Providing Long Completions while Exploring APIs
We also tightly integrated the semantic completion with full line completion. When the dropdown with semantic single token completions appears, we display inline the single-line completions returned from the ML model. The latter represent a continuation of the item that is the focus of the dropdown. For example, if a user looks at possible methods of an API, the inline full line completions show the full method invocation also containing all parameters of the invocation.
Conclusion and Future Work
We demonstrate how the combination of rule-based semantic engines and large language models can be used to significantly improve developer productivity with better code completion. As a next step, we want to utilize SEs further, by providing extra information to ML models at inference time. One example can be for long predictions to go back and forth between the ML and the SE, where the SE iteratively checks correctness and offers all possible continuations to the ML model. When adding new features powered by ML, we want to be mindful to go beyond just “smart” results, but ensure a positive impact on productivity.

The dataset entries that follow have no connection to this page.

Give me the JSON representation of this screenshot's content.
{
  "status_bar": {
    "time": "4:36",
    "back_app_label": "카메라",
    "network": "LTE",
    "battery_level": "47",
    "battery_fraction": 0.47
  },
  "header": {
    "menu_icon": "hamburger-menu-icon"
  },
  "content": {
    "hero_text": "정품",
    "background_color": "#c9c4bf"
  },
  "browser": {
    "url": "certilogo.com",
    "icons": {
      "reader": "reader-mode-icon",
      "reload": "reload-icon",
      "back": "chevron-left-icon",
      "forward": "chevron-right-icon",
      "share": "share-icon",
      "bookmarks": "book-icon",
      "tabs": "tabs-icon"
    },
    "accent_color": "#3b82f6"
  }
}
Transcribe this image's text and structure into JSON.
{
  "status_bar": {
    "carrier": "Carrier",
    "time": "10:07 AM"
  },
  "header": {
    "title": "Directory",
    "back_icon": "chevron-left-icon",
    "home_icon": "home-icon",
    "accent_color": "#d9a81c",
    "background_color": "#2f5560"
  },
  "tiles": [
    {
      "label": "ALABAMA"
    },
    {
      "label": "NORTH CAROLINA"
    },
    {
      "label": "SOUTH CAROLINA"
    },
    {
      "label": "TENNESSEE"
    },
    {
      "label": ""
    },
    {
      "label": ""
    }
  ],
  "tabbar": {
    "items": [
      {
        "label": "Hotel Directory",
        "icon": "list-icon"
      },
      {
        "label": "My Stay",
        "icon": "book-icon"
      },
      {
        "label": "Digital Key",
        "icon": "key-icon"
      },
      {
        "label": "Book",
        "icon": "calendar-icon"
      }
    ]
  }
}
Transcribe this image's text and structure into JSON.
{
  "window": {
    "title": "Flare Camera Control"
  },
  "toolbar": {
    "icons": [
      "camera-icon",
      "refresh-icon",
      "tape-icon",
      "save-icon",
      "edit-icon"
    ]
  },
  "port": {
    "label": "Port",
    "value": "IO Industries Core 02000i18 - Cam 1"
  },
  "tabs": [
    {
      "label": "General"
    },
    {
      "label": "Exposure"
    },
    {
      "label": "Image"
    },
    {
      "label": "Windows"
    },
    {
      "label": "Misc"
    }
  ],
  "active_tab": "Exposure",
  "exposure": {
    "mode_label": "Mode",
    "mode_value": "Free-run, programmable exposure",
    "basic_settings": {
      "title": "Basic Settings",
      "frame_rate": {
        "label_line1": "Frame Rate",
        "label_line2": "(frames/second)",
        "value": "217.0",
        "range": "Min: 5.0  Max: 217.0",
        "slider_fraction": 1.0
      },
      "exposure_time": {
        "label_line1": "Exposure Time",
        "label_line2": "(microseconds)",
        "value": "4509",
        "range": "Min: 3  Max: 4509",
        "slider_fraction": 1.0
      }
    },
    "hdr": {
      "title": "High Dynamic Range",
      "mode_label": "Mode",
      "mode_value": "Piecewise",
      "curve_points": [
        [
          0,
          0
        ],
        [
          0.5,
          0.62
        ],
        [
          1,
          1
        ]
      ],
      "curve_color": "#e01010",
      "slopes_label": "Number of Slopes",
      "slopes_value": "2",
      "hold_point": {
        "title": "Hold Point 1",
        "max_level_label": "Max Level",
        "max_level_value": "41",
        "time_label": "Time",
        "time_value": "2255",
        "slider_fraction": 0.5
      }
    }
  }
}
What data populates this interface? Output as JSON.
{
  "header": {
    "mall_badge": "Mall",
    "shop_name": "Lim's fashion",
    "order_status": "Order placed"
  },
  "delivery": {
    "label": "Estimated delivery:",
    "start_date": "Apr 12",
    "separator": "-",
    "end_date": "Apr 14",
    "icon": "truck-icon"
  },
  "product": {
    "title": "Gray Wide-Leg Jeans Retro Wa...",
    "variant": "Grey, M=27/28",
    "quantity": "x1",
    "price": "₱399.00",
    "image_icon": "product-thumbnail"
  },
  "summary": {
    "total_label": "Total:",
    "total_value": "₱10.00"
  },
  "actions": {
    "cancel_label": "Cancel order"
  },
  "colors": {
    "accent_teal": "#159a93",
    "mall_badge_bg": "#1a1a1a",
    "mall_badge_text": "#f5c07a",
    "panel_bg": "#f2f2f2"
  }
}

This research is the outcome of a two-year collaboration between Google Core and Google Research, Brain Team. Special thanks to Marc Rasi, Yurun Shen, Vlad Pchelin, Charles Sutton, Varun Godbole, Jacob Austin, Danny Tarlow, Benjamin Lee, Satish Chandra, Ksenia Korovina, Stanislav Pyatykh, Cristopher Claeys, Petros Maniatis, Evgeny Gryaznov, Pavel Sychev, Chris Gorgolewski, Kristof Molnar, Alberto Elizondo, Ambar Murillo, Dominik Schulz, David Tattersall, Rishabh Singh, Manzil Zaheer, Ted Ying, Juanjo Carin, Alexander Froemmgen and Marcus Revaj for their contributions.